“Deadly Shame” with the National Nurses Union

Molly partnered with National Nurses United for a three part animation series “Deadly Shame”, exploring some of the issues addressed in their latest campaign.

‘“Deadly Shame: Redressing the Devaluation of Registered Nurse Labor Through Pandemic Equity” is a new white paper by National Nurses United (NNU) which provides an in-depth analysis of the devaluation of nurses’ care work and resulting inequities, their experiences on the pandemic’s front lines, and ways to redress these issues through collective action.”

Visit www.deadlyshame.org for more information

No Victor But God on Kerning Cultures

The podcast Kerning Cultures recently took a look at the enduring presence of Arab culture in Mexico and Puerto Rico. Molly was interviewed about the aesthetic influence of Arab culture in San Juan, that you may remember from the 3:AM magazine piece “No Victor But God”. Listen to this episode of Kerning Cultures for more in depth conversations about how Arab influences in Spain found their way to colonized North America.

“America’s Political Roots Are in Eutaw, Alabama”

The insightful new piece “America’s Political Roots Are in Eutaw, Alabama” written by Adam Harris and illustrated by Molly Crabapple is live at The Atlantic.

“Alabama hid aspects of its history for years, omitting them from textbooks and disregarding them in classrooms, which meant Black people learned their history from one another—perhaps while sitting at the feet of their elders, who would explain that it didn’t have to be this way.

Just after the Civil War, the nation went through a moment of radical political reimagination. Southern states were forced to introduce progressive measures to their constitutions in order to be readmitted to the union. In Alabama, that meant establishing free public schools and granting Black men the right to vote, among other things. But the progress was tenuous; in some ways, its undoing began when a mob murdered Alexander Boyd.”

Check out this important piece of American history here

“Welcome To The Zo” Wins Gold Medal

The three part series, produced by The Marshall Project, has just won a gold medal for use of video from the Society for News Design.

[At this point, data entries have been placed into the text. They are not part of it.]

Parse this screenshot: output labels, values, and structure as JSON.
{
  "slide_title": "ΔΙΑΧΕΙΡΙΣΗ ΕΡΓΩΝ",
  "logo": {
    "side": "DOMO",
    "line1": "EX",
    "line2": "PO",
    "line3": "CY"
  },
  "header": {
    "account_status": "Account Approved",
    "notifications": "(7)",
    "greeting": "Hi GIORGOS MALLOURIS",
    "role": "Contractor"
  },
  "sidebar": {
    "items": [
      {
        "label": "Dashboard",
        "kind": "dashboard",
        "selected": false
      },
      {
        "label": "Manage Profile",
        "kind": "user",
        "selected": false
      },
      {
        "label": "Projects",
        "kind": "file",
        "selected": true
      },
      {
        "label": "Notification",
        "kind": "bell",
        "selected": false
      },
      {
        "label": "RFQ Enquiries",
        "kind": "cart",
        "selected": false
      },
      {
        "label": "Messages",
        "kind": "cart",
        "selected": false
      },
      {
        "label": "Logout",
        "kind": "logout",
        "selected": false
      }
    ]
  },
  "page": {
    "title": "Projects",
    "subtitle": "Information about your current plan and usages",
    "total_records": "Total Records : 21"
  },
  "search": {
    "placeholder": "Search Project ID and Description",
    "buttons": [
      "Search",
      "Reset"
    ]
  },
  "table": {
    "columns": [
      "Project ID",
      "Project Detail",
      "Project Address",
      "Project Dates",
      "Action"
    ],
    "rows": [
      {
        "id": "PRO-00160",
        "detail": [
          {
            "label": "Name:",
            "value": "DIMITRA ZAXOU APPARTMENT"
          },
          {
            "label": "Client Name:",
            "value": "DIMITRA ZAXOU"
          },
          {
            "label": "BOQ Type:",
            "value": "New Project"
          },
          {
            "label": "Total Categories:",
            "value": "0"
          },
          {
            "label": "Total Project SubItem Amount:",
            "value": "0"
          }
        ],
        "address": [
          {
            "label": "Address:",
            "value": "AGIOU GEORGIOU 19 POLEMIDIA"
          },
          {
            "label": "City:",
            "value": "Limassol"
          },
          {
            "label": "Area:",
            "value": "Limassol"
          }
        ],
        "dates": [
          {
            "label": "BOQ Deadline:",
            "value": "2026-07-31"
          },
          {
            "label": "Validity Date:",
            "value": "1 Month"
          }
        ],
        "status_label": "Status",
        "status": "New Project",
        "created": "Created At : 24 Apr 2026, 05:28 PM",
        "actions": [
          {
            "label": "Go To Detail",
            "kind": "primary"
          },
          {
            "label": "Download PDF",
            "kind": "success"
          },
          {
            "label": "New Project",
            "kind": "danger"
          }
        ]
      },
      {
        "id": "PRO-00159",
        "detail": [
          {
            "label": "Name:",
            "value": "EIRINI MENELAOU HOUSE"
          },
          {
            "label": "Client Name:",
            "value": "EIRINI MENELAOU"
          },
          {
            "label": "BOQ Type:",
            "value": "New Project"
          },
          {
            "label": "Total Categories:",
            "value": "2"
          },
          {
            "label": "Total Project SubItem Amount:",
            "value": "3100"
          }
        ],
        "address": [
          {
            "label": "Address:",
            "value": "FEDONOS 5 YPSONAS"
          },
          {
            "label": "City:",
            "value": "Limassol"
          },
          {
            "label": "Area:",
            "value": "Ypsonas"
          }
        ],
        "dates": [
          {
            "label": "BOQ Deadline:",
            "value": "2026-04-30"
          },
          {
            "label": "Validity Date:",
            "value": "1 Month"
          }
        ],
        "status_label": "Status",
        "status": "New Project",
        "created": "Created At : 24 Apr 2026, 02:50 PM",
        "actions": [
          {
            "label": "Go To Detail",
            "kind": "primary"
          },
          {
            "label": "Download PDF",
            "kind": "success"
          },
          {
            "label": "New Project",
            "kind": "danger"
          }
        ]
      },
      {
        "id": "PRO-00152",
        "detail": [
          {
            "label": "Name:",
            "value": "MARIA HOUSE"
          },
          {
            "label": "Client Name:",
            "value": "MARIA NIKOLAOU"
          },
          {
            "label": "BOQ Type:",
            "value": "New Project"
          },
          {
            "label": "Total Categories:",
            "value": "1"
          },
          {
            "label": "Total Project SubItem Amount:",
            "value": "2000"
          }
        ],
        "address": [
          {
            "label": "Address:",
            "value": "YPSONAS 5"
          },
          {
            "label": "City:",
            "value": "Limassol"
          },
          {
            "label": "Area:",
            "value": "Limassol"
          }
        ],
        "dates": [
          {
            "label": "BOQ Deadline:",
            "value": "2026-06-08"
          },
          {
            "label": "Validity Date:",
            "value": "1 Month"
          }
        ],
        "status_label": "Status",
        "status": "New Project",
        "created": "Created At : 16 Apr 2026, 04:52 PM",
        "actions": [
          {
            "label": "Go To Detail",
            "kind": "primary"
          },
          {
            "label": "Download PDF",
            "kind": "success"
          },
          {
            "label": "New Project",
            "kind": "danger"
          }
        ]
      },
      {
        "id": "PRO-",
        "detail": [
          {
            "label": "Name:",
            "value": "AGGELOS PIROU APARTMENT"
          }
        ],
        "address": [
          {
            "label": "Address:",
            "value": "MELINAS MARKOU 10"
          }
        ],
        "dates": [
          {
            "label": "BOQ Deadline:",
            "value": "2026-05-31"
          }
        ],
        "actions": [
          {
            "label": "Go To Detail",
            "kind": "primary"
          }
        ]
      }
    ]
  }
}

Judges said: “It has the potential to reach a broader audience because the characters are personal enough where they feel like people you would know … but they’re not quite individual people, so you can almost see yourself in them.”

See the full series here